▸ Problem description:
Across the entries below, how many lines contain the string "vertical"? Only the number is wanted.

Extracted data entries
+++++
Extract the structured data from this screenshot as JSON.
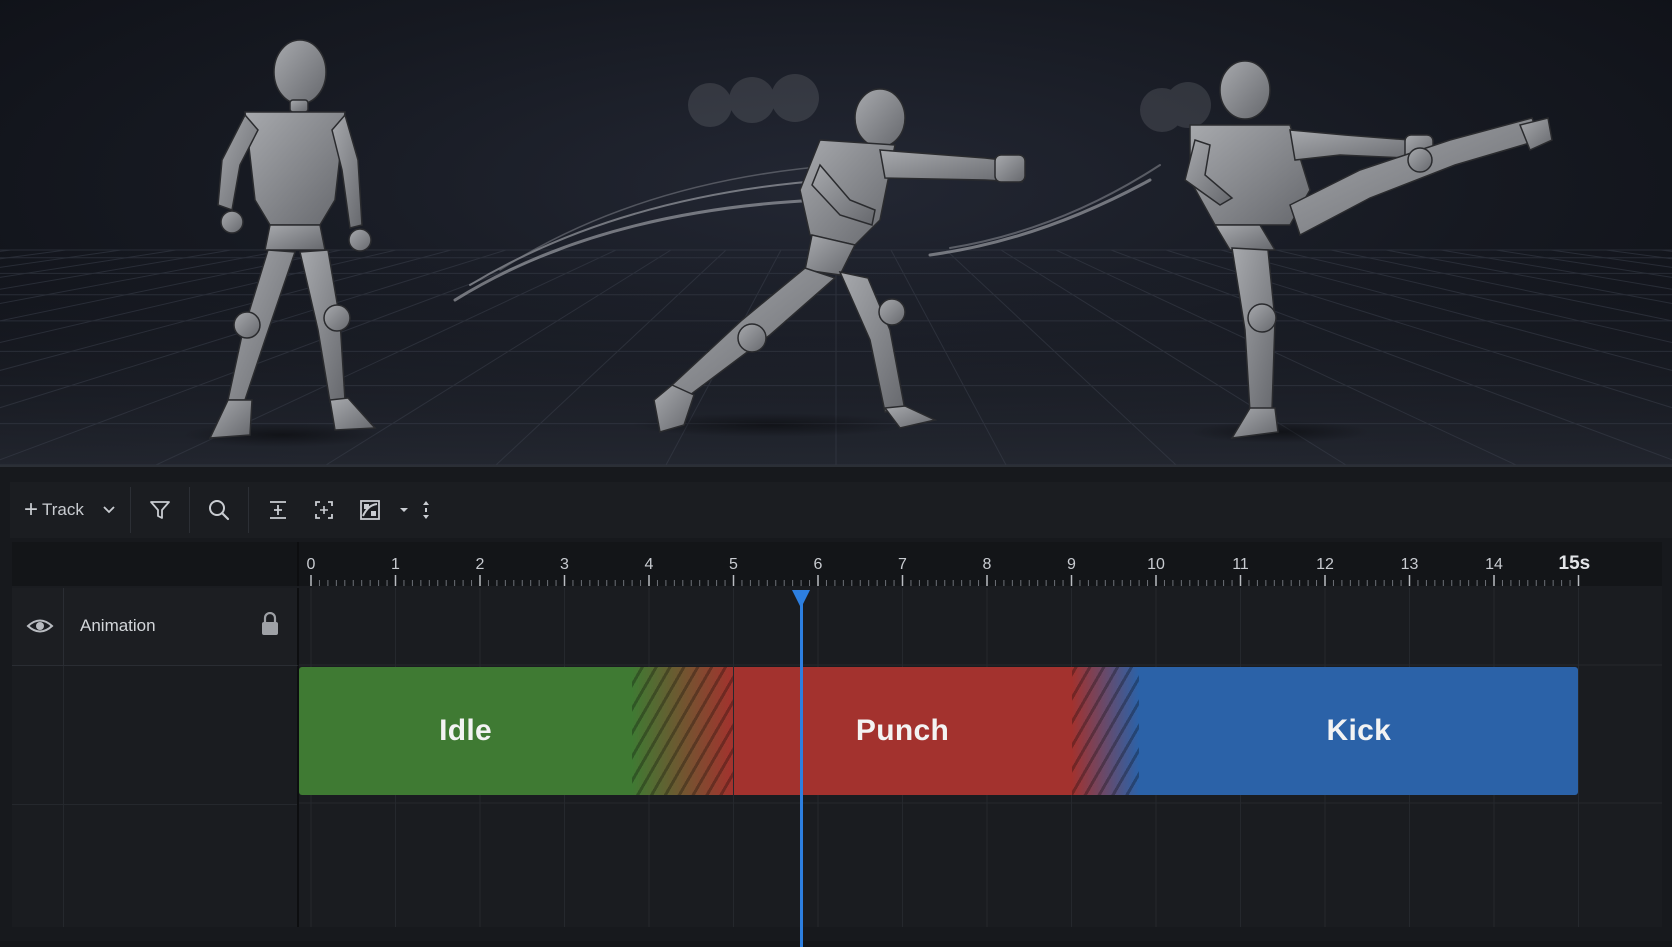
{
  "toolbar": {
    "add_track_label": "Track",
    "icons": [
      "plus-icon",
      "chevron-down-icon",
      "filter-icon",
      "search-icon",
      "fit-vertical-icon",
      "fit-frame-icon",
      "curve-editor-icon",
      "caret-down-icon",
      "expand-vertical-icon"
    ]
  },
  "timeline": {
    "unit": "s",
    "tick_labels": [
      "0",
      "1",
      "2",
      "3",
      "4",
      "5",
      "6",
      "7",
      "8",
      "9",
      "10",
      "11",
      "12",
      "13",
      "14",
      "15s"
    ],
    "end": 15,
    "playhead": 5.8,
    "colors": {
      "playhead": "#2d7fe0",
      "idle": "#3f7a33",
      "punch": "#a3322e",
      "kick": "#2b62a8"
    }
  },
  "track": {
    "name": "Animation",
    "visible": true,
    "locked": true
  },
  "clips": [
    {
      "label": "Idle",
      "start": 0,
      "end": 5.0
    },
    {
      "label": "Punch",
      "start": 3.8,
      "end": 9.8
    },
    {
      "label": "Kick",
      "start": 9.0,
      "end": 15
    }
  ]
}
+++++
▸ Response:
2